Open – Eclipse is open to all; Eclipse provides the same opportunity to all. Everyone participates with the same rules; there are no rules to exclude any potential contributors which include, of course, direct competitors in the marketplace.
Transparent – Project discussions, minutes, deliberations, project plans, plans for new features, and other artifacts are open, public, and easily accessible.
Meritocracy – Eclipse is a meritocracy. The more you contribute the more responsibility you will earn. Leadership roles in Eclipse are also merit-based and earned by peer acclaim.
In more concise terms, transparency is about inviting participation; openness is about actually accepting it; and meritocracy is a means of limiting participation to those individuals who have demonstrated the desire and means to actually participate.
Transparency is one of those things that I believe most people understand in principle. Do everything in public: bug reports are public, along with all discussion; mailing lists are public; team meetings are public and minutes are captured (and disseminated). By operating transparently, the community around the project can gain insight into the direction that the project is moving and adjust their plans accordingly.
In practice, however, transparency is difficult to motivate in the absence of openness. What is the value to the community of discussing every little detail of an implementation in public? Does anybody really care? The fact of the matter is that a lot of people really don’t care. Most users of Eclipse are blissfully unaware that we even have bug tracking software and mailing lists. But some people do care, and transparency is a great way to hook those people who do are and get them to participate.
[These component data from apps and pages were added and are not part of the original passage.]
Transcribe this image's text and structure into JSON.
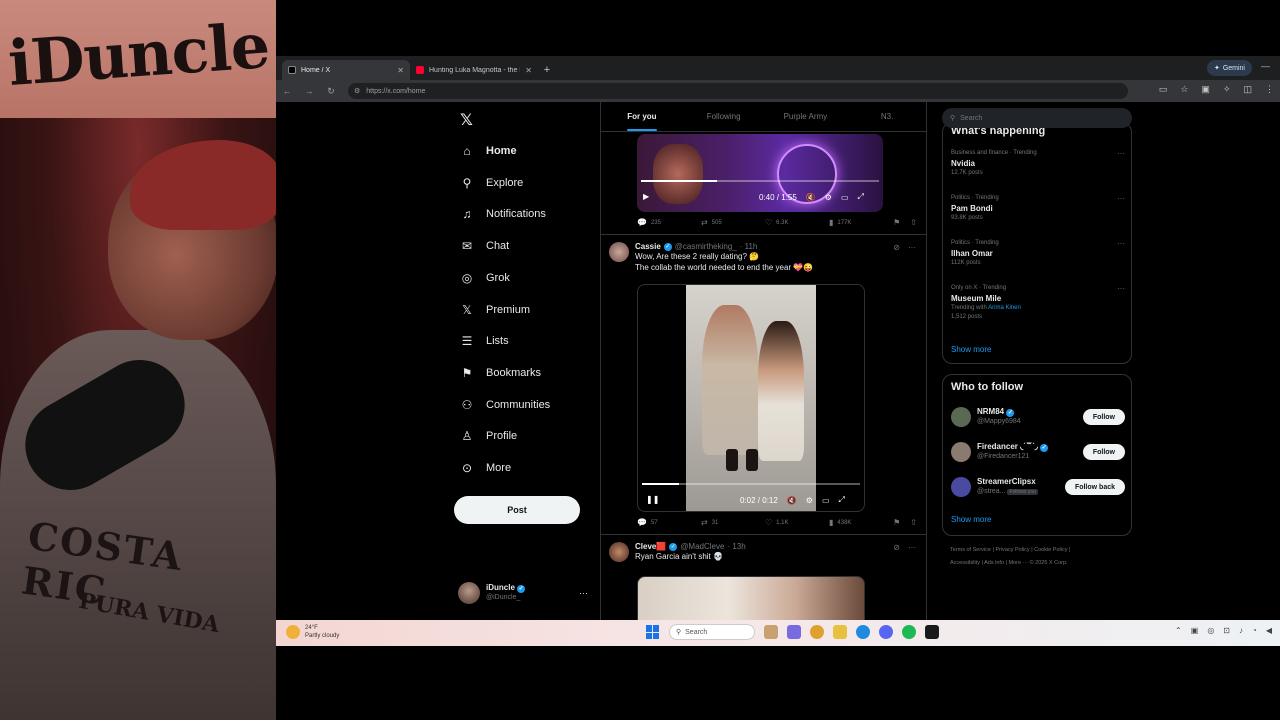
{
  "webcam": {
    "banner_text": "iDuncle",
    "shirt_text": "COSTA RIC",
    "shirt_sub": "PURA VIDA"
  },
  "browser": {
    "tabs": [
      {
        "title": "Home / X",
        "favicon_color": "#e7e9ea",
        "active": true
      },
      {
        "title": "Hunting Luka Magnotta - the I",
        "favicon_color": "#ff0033",
        "active": false
      }
    ],
    "new_tab": "+",
    "gemini_label": "Gemini",
    "url": "https://x.com/home"
  },
  "nav": {
    "items": [
      {
        "label": "Home",
        "icon": "home-icon",
        "glyph": "⌂"
      },
      {
        "label": "Explore",
        "icon": "search-icon",
        "glyph": "⚲"
      },
      {
        "label": "Notifications",
        "icon": "bell-icon",
        "glyph": "♫"
      },
      {
        "label": "Chat",
        "icon": "mail-icon",
        "glyph": "✉"
      },
      {
        "label": "Grok",
        "icon": "grok-icon",
        "glyph": "◎"
      },
      {
        "label": "Premium",
        "icon": "x-logo-icon",
        "glyph": "𝕏"
      },
      {
        "label": "Lists",
        "icon": "list-icon",
        "glyph": "☰"
      },
      {
        "label": "Bookmarks",
        "icon": "bookmark-icon",
        "glyph": "⚑"
      },
      {
        "label": "Communities",
        "icon": "people-icon",
        "glyph": "⚇"
      },
      {
        "label": "Profile",
        "icon": "person-icon",
        "glyph": "♙"
      },
      {
        "label": "More",
        "icon": "more-circle-icon",
        "glyph": "⊙"
      }
    ],
    "post_label": "Post",
    "account": {
      "name": "iDuncle",
      "handle": "@iDuncle_"
    }
  },
  "timeline": {
    "tabs": [
      "For you",
      "Following",
      "Purple Army",
      "N3."
    ],
    "active_tab": 0,
    "tweet1": {
      "video_time": "0:40 / 1:55",
      "progress": 0.32,
      "stats": {
        "replies": "235",
        "reposts": "505",
        "likes": "6.3K",
        "views": "177K"
      }
    },
    "tweet2": {
      "name": "Cassie",
      "handle": "@casmirtheking_",
      "time": "· 11h",
      "line1": "Wow, Are these 2 really dating? 🤔",
      "line2": "The collab the world needed to end the year 💝😜",
      "video_time": "0:02 / 0:12",
      "progress": 0.17,
      "stats": {
        "replies": "57",
        "reposts": "31",
        "likes": "1.1K",
        "views": "438K"
      }
    },
    "tweet3": {
      "name": "Cleve🟥",
      "handle": "@MadCleve",
      "time": "· 13h",
      "text": "Ryan Garcia ain't shit 💀"
    }
  },
  "sidebar": {
    "search_placeholder": "Search",
    "whats_happening": "What's happening",
    "trends": [
      {
        "category": "Business and finance · Trending",
        "name": "Nvidia",
        "sub": "12.7K posts"
      },
      {
        "category": "Politics · Trending",
        "name": "Pam Bondi",
        "sub": "93.8K posts"
      },
      {
        "category": "Politics · Trending",
        "name": "Ilhan Omar",
        "sub": "112K posts"
      },
      {
        "category": "Only on X · Trending",
        "name": "Museum Mile",
        "sub_prefix": "Trending with ",
        "sub_highlight": "Arima Kinen",
        "sub": "1,512 posts"
      }
    ],
    "show_more": "Show more",
    "who_to_follow": "Who to follow",
    "follow_suggestions": [
      {
        "name": "NRM84",
        "handle": "@Mappy6984",
        "button": "Follow",
        "avatar_color": "#5a6a52"
      },
      {
        "name": "Firedancer ◟ˊ꒳ˋ◞",
        "handle": "@Firedancer121",
        "button": "Follow",
        "avatar_color": "#8a7a70"
      },
      {
        "name": "StreamerClipsx",
        "handle": "@strea...",
        "button": "Follow back",
        "follows_you": "Follows you",
        "avatar_color": "#4a4aa0"
      }
    ],
    "footer_line1": "Terms of Service  |  Privacy Policy  |  Cookie Policy  |",
    "footer_line2": "Accessibility  |  Ads info  |  More ···  © 2025 X Corp."
  },
  "taskbar": {
    "temp": "24°F",
    "condition": "Partly cloudy",
    "search_label": "Search"
  }
}
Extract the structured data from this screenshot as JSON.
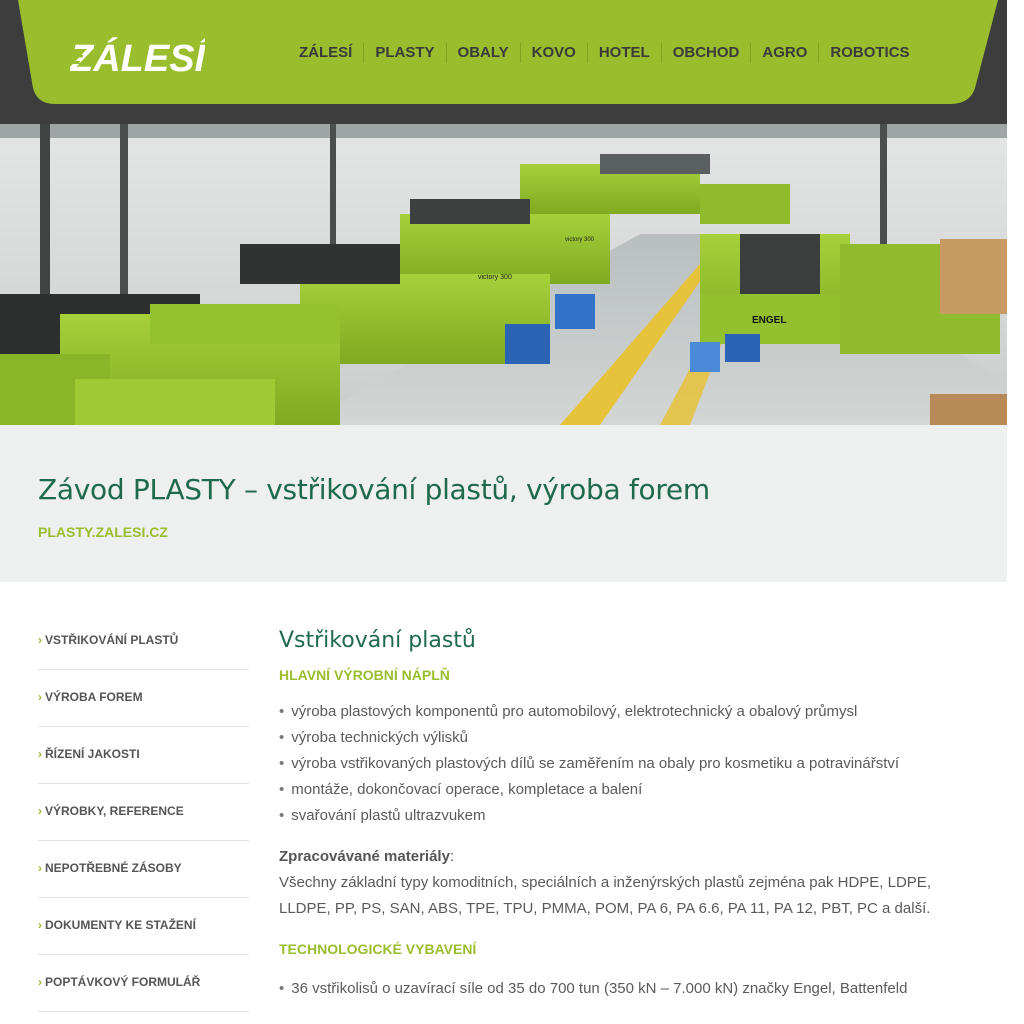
{
  "brand": {
    "logo_text": "ZÁLESÍ",
    "accent_color": "#99bd2d",
    "header_dark": "#3d3d3d",
    "title_color": "#1f6a4d"
  },
  "nav": {
    "items": [
      "ZÁLESÍ",
      "PLASTY",
      "OBALY",
      "KOVO",
      "HOTEL",
      "OBCHOD",
      "AGRO",
      "ROBOTICS"
    ]
  },
  "hero": {
    "image": "factory-injection-molding-hall",
    "machine_labels": [
      "ENGEL",
      "victory 300",
      "victory 300"
    ]
  },
  "title_band": {
    "title": "Závod PLASTY – vstřikování plastů, výroba forem",
    "link": "PLASTY.ZALESI.CZ"
  },
  "sidebar": {
    "chevron": "›",
    "items": [
      "VSTŘIKOVÁNÍ PLASTŮ",
      "VÝROBA FOREM",
      "ŘÍZENÍ JAKOSTI",
      "VÝROBKY, REFERENCE",
      "NEPOTŘEBNÉ ZÁSOBY",
      "DOKUMENTY KE STAŽENÍ",
      "POPTÁVKOVÝ FORMULÁŘ"
    ]
  },
  "main": {
    "title": "Vstřikování plastů",
    "section1_heading": "HLAVNÍ VÝROBNÍ NÁPLŇ",
    "section1_bullets": [
      "výroba plastových komponentů pro automobilový, elektrotechnický a obalový průmysl",
      "výroba technických výlisků",
      "výroba vstřikovaných plastových dílů se zaměřením na obaly pro kosmetiku a potravinářství",
      "montáže, dokončovací operace, kompletace a balení",
      "svařování plastů ultrazvukem"
    ],
    "materials_label": "Zpracovávané materiály",
    "materials_colon": ":",
    "materials_text": "Všechny základní typy komoditních, speciálních a inženýrských plastů zejména pak HDPE, LDPE, LLDPE, PP, PS, SAN, ABS, TPE, TPU, PMMA, POM, PA 6, PA 6.6, PA 11, PA 12, PBT, PC a další.",
    "section2_heading": "TECHNOLOGICKÉ VYBAVENÍ",
    "section2_bullets": [
      "36 vstřikolisů o uzavírací síle od 35 do 700 tun (350 kN – 7.000 kN) značky Engel, Battenfeld"
    ]
  }
}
A lot of open source projects understand transparency. A lot, however, don’t understand openness. They’re not the same thing. To be “open” means that a project is “open” to participation. More than that, an “open” invites and actively courts participation. Participation in an open source project takes many forms. It starts by creating bug reports and providing patches, tests, and other bits of code. Overtime, contribution increases, and–eventually–some contributors become full-blown members of the project. Courting the community for contributors should be one of the first-class goals of every open source project.
But openness isn’t just about getting more help to implement your evil plans for world domination. It’s also about allowing participants to change your evil plans for world domination. Openness is about being open to new ideas, even–as the EDP states–if those new ideas come from your direct competitors in the marketplace. A truly open project actively courts diversity. Having different interests working together is generally good for the overall health of an open source project and the community that forms around it.
This guide will introduce you to the world of Software Architecture!
This 162 page guide will cover topics within the field of software architecture including: software architecture as a solution balancing the concerns of different stakeholders, quality assurance, methods to describe and evaluate architectures, the influence of architecture on reuse, and the life cycle of a system and its architecture. This guide concludes with a comparison between the professions of software architect and software engineer.